[Dataset rows describing interfaces]
——————

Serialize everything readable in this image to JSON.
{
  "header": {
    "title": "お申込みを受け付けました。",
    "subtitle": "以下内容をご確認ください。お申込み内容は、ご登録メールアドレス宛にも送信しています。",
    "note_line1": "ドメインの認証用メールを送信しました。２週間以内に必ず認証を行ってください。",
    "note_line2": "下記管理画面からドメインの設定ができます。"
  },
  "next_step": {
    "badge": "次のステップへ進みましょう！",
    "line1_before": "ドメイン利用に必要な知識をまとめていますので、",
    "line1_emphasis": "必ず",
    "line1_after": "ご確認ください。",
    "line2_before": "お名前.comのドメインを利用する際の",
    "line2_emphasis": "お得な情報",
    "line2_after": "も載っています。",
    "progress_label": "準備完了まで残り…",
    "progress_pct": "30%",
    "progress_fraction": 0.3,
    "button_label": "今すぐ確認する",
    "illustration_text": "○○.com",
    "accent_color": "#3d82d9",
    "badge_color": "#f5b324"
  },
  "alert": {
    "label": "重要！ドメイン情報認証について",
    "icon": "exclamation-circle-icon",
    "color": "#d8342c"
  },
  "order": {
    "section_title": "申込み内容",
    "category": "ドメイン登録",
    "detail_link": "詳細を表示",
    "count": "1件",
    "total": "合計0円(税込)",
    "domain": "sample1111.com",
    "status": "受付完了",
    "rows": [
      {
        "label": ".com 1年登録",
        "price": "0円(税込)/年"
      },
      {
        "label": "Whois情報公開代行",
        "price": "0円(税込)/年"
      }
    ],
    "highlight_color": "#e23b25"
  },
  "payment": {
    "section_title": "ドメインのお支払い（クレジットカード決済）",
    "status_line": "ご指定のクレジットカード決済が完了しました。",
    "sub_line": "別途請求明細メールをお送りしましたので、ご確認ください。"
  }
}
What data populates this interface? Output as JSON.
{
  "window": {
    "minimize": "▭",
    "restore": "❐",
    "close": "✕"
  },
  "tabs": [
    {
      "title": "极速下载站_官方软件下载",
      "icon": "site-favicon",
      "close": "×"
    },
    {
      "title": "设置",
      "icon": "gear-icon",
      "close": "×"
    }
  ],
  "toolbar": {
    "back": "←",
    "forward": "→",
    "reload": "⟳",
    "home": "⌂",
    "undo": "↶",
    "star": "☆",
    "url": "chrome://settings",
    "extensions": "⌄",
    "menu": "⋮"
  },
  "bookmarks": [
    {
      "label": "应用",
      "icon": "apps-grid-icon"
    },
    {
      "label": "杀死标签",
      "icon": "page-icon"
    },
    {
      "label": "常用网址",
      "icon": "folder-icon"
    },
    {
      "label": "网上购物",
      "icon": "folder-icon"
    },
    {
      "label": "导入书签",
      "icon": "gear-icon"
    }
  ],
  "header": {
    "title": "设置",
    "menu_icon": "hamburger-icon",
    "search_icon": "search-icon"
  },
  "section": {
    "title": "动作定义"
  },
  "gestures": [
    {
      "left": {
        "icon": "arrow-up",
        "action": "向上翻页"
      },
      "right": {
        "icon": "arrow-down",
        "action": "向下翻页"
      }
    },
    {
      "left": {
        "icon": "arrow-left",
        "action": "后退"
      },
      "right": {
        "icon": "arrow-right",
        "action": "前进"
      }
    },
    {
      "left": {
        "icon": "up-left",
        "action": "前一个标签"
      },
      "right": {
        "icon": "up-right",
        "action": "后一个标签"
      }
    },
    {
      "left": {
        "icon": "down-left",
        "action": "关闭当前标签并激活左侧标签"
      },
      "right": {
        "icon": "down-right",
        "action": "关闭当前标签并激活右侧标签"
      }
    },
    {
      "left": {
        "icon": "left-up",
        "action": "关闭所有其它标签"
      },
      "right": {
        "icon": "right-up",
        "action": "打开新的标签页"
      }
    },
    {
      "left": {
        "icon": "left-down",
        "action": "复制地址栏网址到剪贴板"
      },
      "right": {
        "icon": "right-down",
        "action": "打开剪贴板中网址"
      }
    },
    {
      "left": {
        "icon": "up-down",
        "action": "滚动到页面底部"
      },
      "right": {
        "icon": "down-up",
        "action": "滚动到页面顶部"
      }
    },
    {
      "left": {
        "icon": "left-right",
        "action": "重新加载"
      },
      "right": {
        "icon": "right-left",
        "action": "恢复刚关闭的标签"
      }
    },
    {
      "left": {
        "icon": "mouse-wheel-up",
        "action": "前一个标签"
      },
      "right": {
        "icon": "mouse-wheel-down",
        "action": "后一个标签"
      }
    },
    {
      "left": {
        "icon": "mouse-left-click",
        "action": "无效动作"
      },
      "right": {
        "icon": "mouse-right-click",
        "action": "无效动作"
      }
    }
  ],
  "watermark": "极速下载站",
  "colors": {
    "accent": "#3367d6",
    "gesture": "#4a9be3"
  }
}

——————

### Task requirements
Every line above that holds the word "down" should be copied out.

### Answer to the exercise
        "icon": "arrow-down",
        "icon": "down-left",
        "icon": "down-right",
        "icon": "left-down",
        "icon": "right-down",
        "icon": "up-down",
        "icon": "down-up",
        "icon": "mouse-wheel-down",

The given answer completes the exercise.